Other proposals include a reduction of £242,000 in resource budgets to support schools, specifically schools causing concern, and a saving of £500,000 through a restructure of learning disability services with the potential closure of Douglas Jackman House residential home in Dorchester and Alexandra Road in Weymouth and a move towards supported living accommodation.
A number of areas where savings are earmarked are identified as carrying risks, including the proposed reduction of funding to the Dorset Strategic Road Safety Partnership of £225,000.
The report to be considered by members states: “This level of reduction will mean that the partnership is unlikely to continue in its current form.”
It adds that there will also be a ‘possible impact on road safety performance’.
For the last three years Dorset Road Safe had been co-ordinating the high profile No Excuse campaign in a bid to educate drivers on road safety.
Another area where a risk is identified is a reduction of £493,000 in the Dorset Passenger Transport budget.
The report claims a major review of subsided bus routes is to be undertaken in conjunction with operators and the independent Travelwatch organisation in a bid to identify poorly used routes and ‘restructure with alternative provision where appropriate’.
The report adds: “While a more rational, cost effective and sustainable network will be established it is possible that a number of poorly patronised services will have to be discontinued.”
- Union representatives are set to take to the streets of Dorchester and Poundbury to voice their objection to the latest round of cuts this weekend.
The Dorchester, Weymouth, Portland and Districts Trades Union Council has organised a march that will start at Poundbury’s Great Field at 10am on Saturday and march past Dorset County Hospital before finishing with a demonstration at the bottom of South Street.
Tough times ahead as cuts hit road safe partnership
THE chairman of the Dorset Road Safe partnership admits it is facing ‘challenging and difficult times’.
The Dorset Road Safe partnership is funded by a number of local authorities and works with various local organisations, including Dorset Police.
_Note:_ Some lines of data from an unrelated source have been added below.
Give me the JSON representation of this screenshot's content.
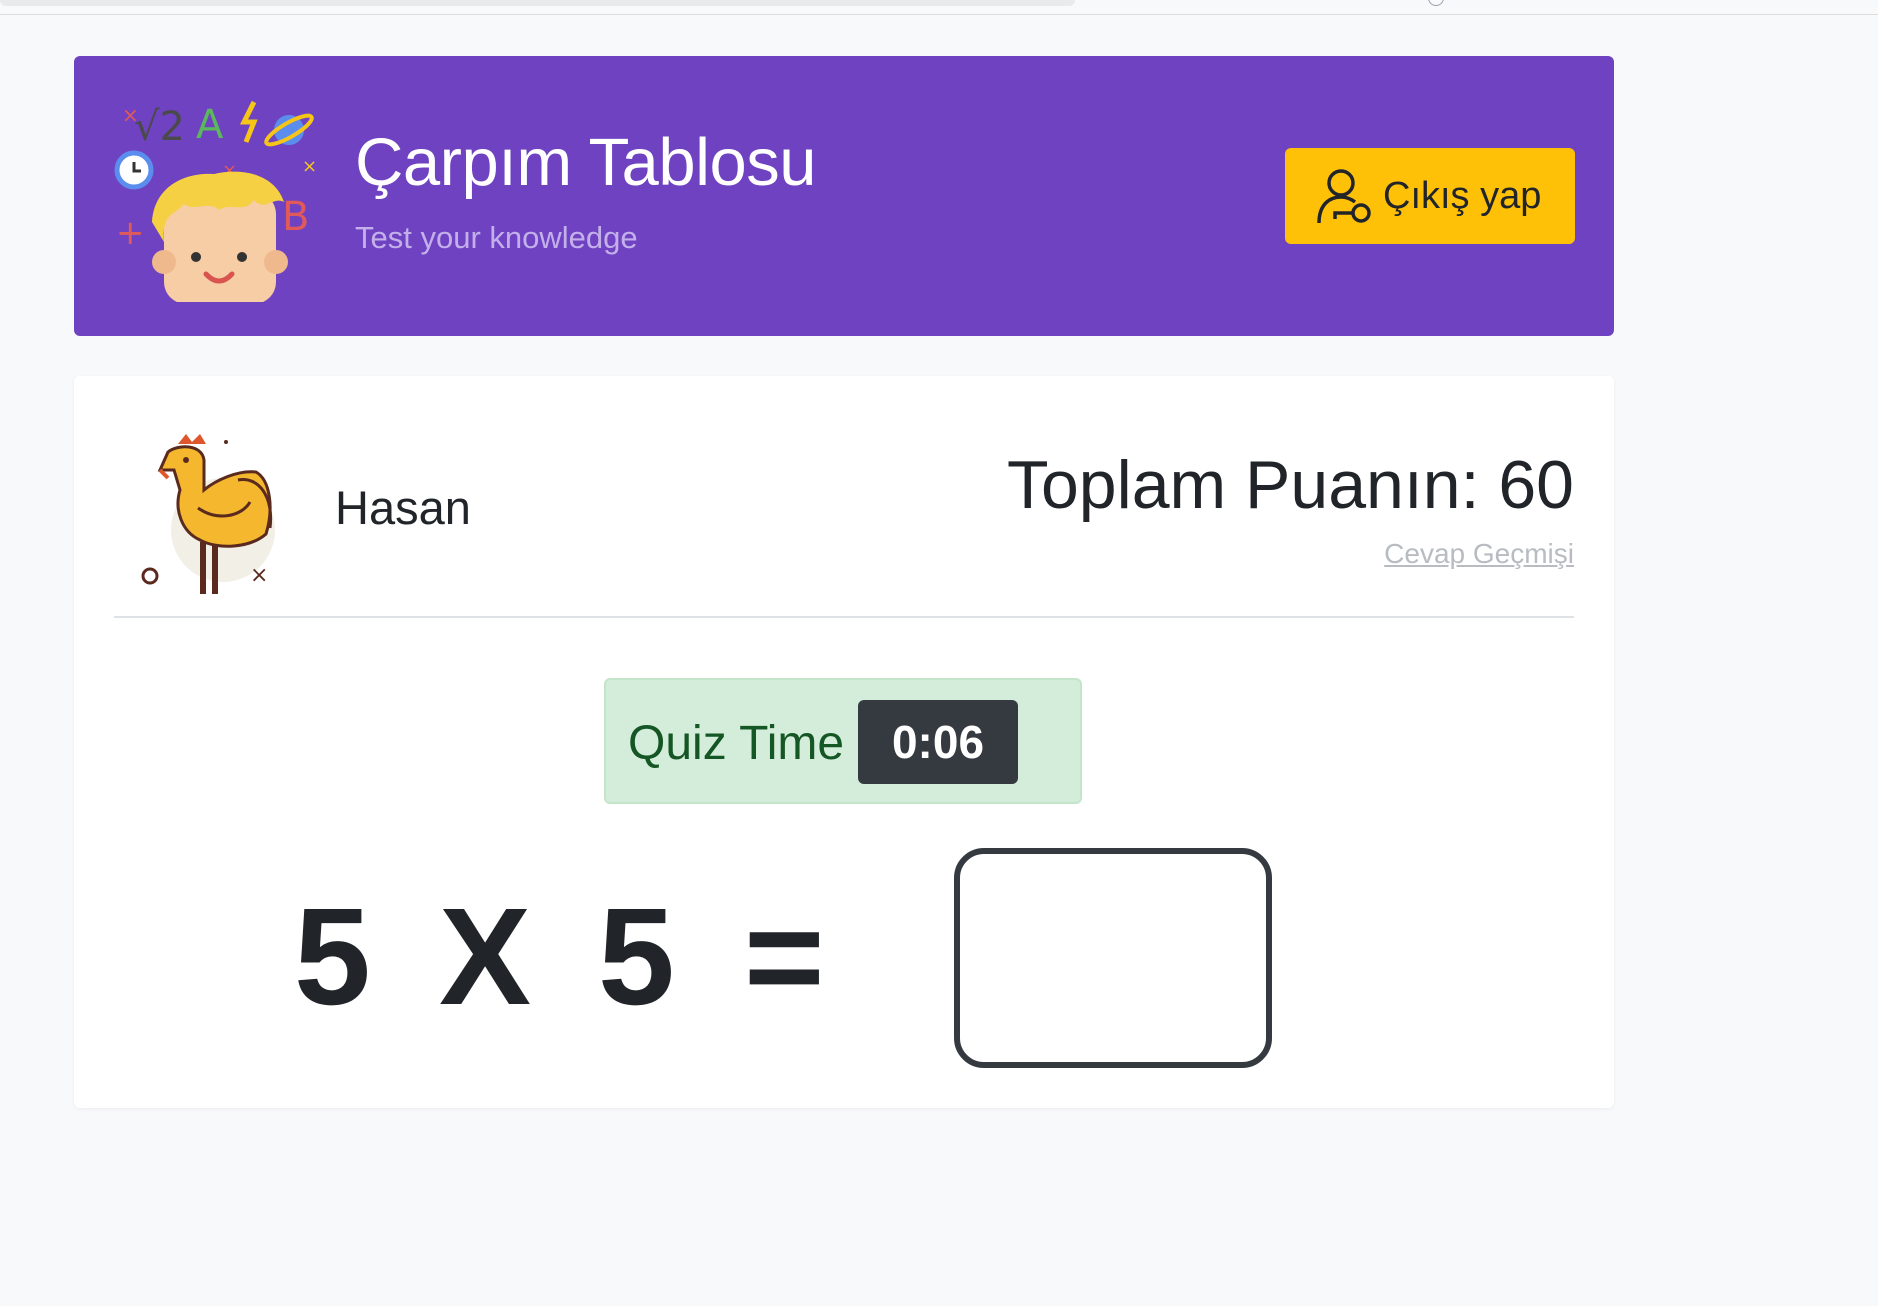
{
  "header": {
    "title": "Çarpım Tablosu",
    "subtitle": "Test your knowledge",
    "logout_label": "Çıkış yap"
  },
  "player": {
    "name": "Hasan",
    "score_text": "Toplam Puanın: 60",
    "history_link": "Cevap Geçmişi"
  },
  "quiz": {
    "timer_label": "Quiz Time",
    "timer_value": "0:06",
    "operand_a": "5",
    "operator": "X",
    "operand_b": "5",
    "equals": "=",
    "answer_value": ""
  },
  "colors": {
    "header_bg": "#6f42c1",
    "logout_bg": "#ffc107",
    "timer_bg": "#d4edda",
    "timer_badge": "#343a40"
  },
  "icons": {
    "logo": "math-kid-logo-icon",
    "logout": "user-key-icon",
    "avatar": "rooster-avatar-icon"
  }
}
In response to the county council’s proposed reductions in funding, Assistant chief constable James Vaughan said: “There are challenging and difficult budget reductions across the public sector which impact on service delivery.
“The Dorset Road Safe partnership will need to consider the impact of any funding reductions when we next meet.
“As the Dorset Road Safe chair, it is not for me to comment on the budget decisions made by Dorset County Council, particularly as their decision is yet to be ratified by the cabinet.
“However, I would like to reassure the public that Dorset Road Safe will remain committed to reducing the number of road traffic casualties on Dorset's roads.”
Pete Bower, who survived a major crash on Portland Beach Road, said he would be concerned if cuts to the road safety partnership meant less police patrolling the county’s roads.
He said: “Naturally if the police are not patrolling the roads like one would expect them to be it would possibly mean more people think they are going to get away with thing.
“Would it tempt people to still want to do things like drink driving?”
Director of Travelwatch South West Gordon Edwards said the watchdog recognised the need for a review of bus services as the current network was ‘fossilised’ and ‘not fit for purpose’.
He said: “We have identified routes and journeys which are hardly used, whereas we have identified others where we think there needs to be additional journeys.”
Mr Edwards added: “We recognise that the county council is under severe financial pressure and to be fair to Dorset we have not seen anything like the scale of cuts we have seen across the border in Somerset.”
Dorset Road Safe is funded by Government grant through the three Local Highway Authorities; Dorset County Council, Borough of Poole and Bournemouth Borough Council.
In addition to this, the partnership extends to include Dorset Police, the Highways Agency, Her Majesty’s Court Service, Crown Prosecution Service, NHS South West, Dorset Fire & Rescue Service and LV= Streetwise.